I knew that I wanted one color to support all the others in the image that would result in a stark, high contrast painting. Magneta ended up grabbing the most of my attention, and once I had that decision made, I consulted my handy color chart for the rest of the supporting cast.

I already wrote a post on color charts a while back. These things are so awesome. Every painter should make them. Nuf’ said.

I try to make a habit of shooting a photo of my painting after every significant painting session. It helps me see the choices I make as I go through a piece, as well as spotlighting the blatant mistakes that get corrected later. One of these that you can see in the GIF above is the change in the merchant woman.

Realizing where I went wrong – the purple is a digital redrawing over a photo of my in progress painting.

I remember painting and repainting her face, thinking that I just needed to get the expression right. I remember wanting to throw my brushes at the wall when I realized it wasn’t just her expression… it was everything. The torso was totally off kilter from the rest of the body, making her look stiff and doll like. The fingers were weirdly fused together, and the clothing looked fake. I wiped off the wasted paint from my canvas, and set to redrawing her completely. It was painful, but worth it. The new figure was so much stronger I could hardly believe I had ever accepted the first rendition.

A first pass on the crystals.

Another thing that threw me for a loop were the scattered crystals on the ground. Near the final stages of the painting, I showed the work to a friend who commented that the crystals didn’t look believable enough. She was right. Although I had looked at plenty of reference images of crystals, they seemed flat and non-dimensional.

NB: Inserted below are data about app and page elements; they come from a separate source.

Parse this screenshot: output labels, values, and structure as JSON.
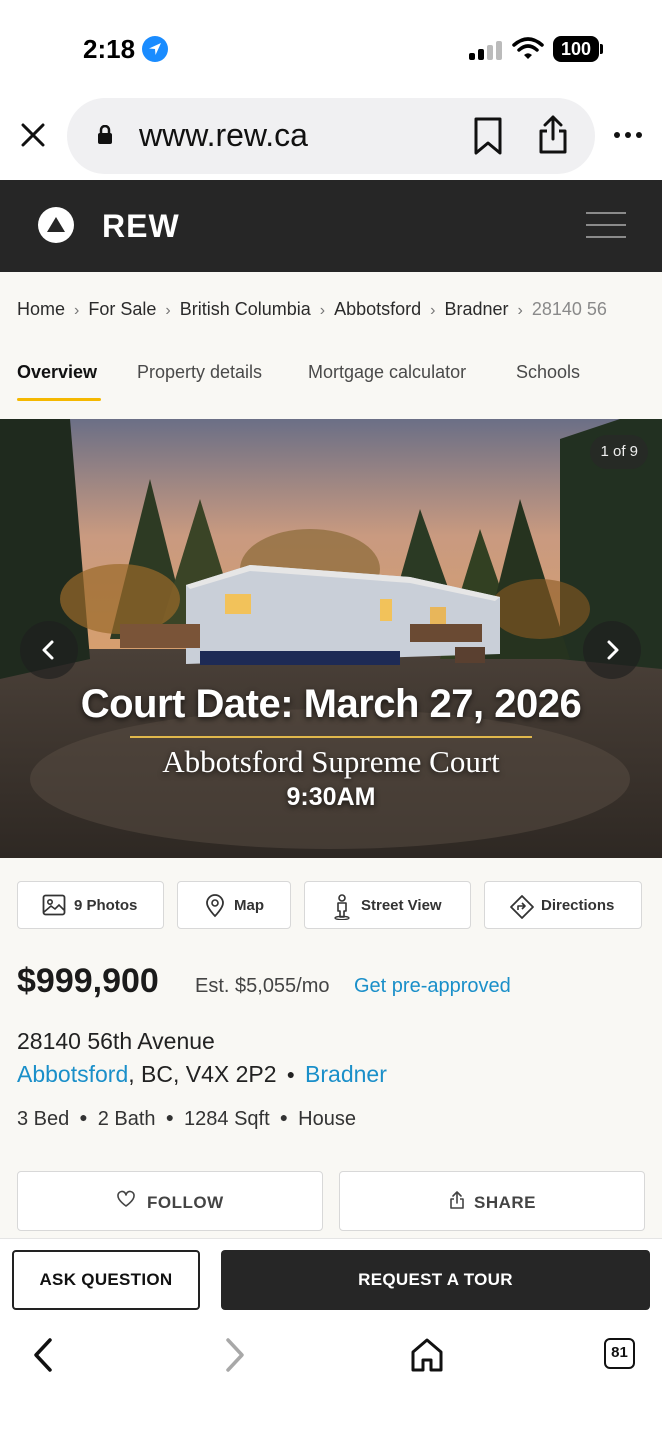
{
  "status_bar": {
    "time": "2:18",
    "battery": "100"
  },
  "browser": {
    "url": "www.rew.ca",
    "tab_count": "81",
    "icons": [
      "close-icon",
      "lock-icon",
      "bookmark-icon",
      "share-icon",
      "more-icon",
      "back-icon",
      "forward-icon",
      "home-icon",
      "tabs-icon"
    ]
  },
  "header": {
    "logo_text": "REW"
  },
  "breadcrumb": {
    "items": [
      "Home",
      "For Sale",
      "British Columbia",
      "Abbotsford",
      "Bradner"
    ],
    "current": "28140 56"
  },
  "tabs": [
    {
      "label": "Overview",
      "active": true
    },
    {
      "label": "Property details",
      "active": false
    },
    {
      "label": "Mortgage calculator",
      "active": false
    },
    {
      "label": "Schools",
      "active": false
    }
  ],
  "photo": {
    "counter": "1 of 9",
    "overlay_title": "Court Date: March 27, 2026",
    "overlay_court": "Abbotsford Supreme Court",
    "overlay_time": "9:30AM"
  },
  "media_buttons": {
    "photos": "9 Photos",
    "map": "Map",
    "street_view": "Street View",
    "directions": "Directions"
  },
  "listing": {
    "price": "$999,900",
    "est_payment": "Est. $5,055/mo",
    "preapproved_link": "Get pre-approved",
    "address": "28140 56th Avenue",
    "city": "Abbotsford",
    "province_postal": ", BC, V4X 2P2",
    "neighbourhood": "Bradner",
    "beds": "3 Bed",
    "baths": "2 Bath",
    "sqft": "1284 Sqft",
    "type": "House"
  },
  "actions": {
    "follow": "FOLLOW",
    "share": "SHARE"
  },
  "cta": {
    "ask": "ASK QUESTION",
    "tour": "REQUEST A TOUR"
  },
  "colors": {
    "header_bg": "#262626",
    "accent_yellow": "#f5b800",
    "link_blue": "#1a8fc9",
    "page_bg": "#f9f8f4"
  }
}
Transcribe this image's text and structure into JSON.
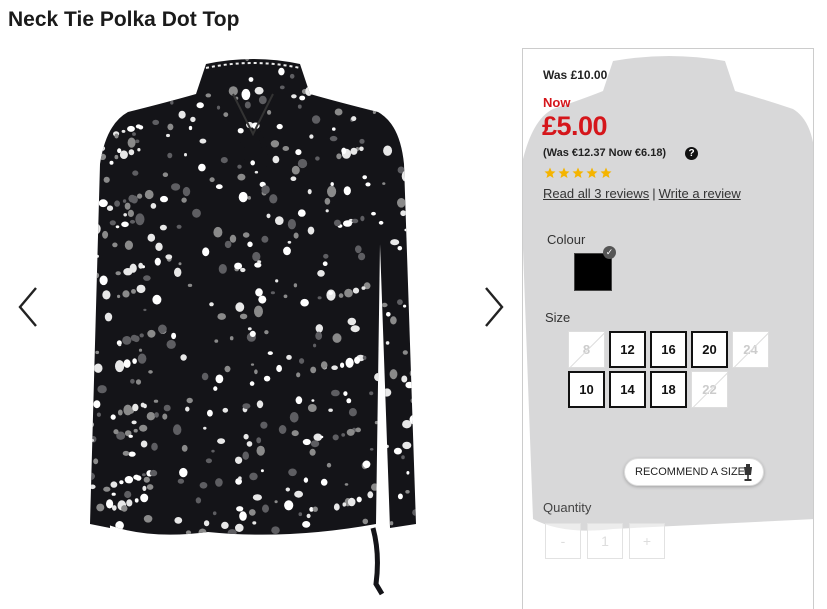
{
  "product": {
    "title": "Neck Tie Polka Dot Top"
  },
  "gallery": {
    "prev_icon": "chevron-left-icon",
    "next_icon": "chevron-right-icon"
  },
  "pricing": {
    "was": "Was £10.00",
    "now_label": "Now",
    "now_price": "£5.00",
    "euro": "(Was €12.37 Now €6.18)",
    "help_glyph": "?",
    "rating_stars": 5,
    "read_reviews": "Read all 3 reviews",
    "separator": "|",
    "write_review": "Write a review"
  },
  "colour": {
    "label": "Colour",
    "selected_color": "#000000",
    "check_glyph": "✓"
  },
  "size": {
    "label": "Size",
    "options": [
      {
        "label": "8",
        "available": false
      },
      {
        "label": "12",
        "available": true
      },
      {
        "label": "16",
        "available": true
      },
      {
        "label": "20",
        "available": true
      },
      {
        "label": "24",
        "available": false
      },
      {
        "label": "10",
        "available": true
      },
      {
        "label": "14",
        "available": true
      },
      {
        "label": "18",
        "available": true
      },
      {
        "label": "22",
        "available": false
      }
    ]
  },
  "recommend": {
    "label": "RECOMMEND A SIZE"
  },
  "quantity": {
    "label": "Quantity",
    "minus": "-",
    "value": "1",
    "plus": "+"
  },
  "colors": {
    "sale_red": "#d5161b",
    "star_gold": "#f5b400",
    "garment": "#141418"
  }
}
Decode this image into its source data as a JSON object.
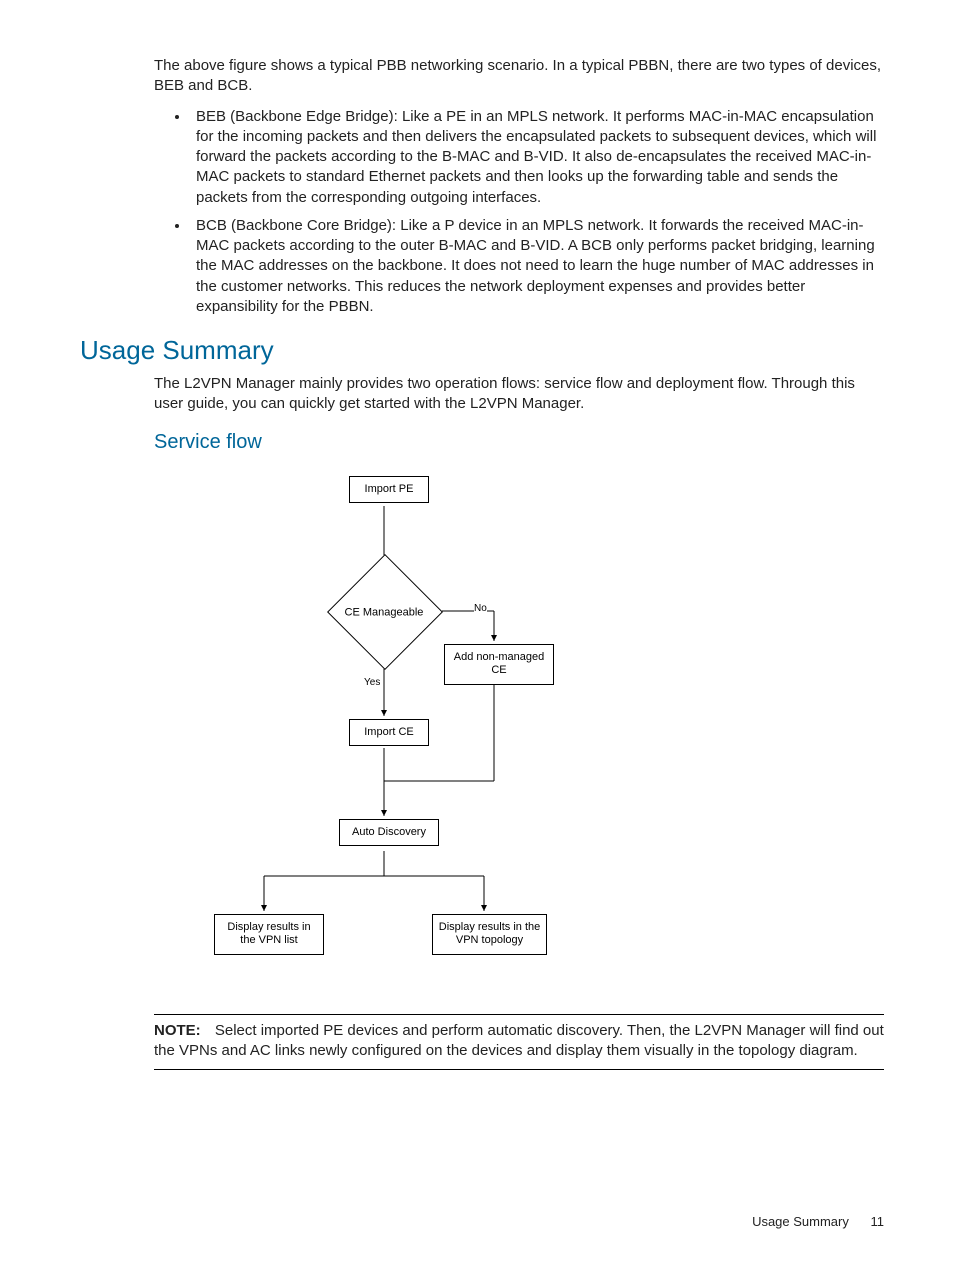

Ah… that’s the sparkle we want!

A trip to a craft store solved this conundrum. I realized I needed actual shiny blue crystals in the dirt, reflecting the midday sun. I found a package of cheap plastic and glass beads, crushed them with a hammer and tossed them on the ground.  The real trick turned out to be getting them wet before I took a photo. They gleamed much brighter with beads of moisture bouncing the light in a glittering pattern.

So shiny…

These little details are actually what make illustration so much more fun. There’s a real thrill of discovery to figuring out that cheap plastic beads can be made to look like precious gemstones with the right methods.

The hardest thing about this piece was not rushing myself. It took me so much longer than usual that I started to get antsy when I looked at it after week five of the same canvas being on my easel. The last stage of asking friends for critique was the hardest – I didn’t want to even think about it anymore, but the feedback I got was so important it could not be ignored. Now that “Wrong Turn” has finally left my gaze, I can think about framing it for the Illuxcon Convention in Reading PA in October. I can’t wait to show people this baby in person!

0 replies

Leave a Reply

Want to join the discussion?
Feel free to contribute!

Leave a Reply

Your email address will not be published. Required fields are marked *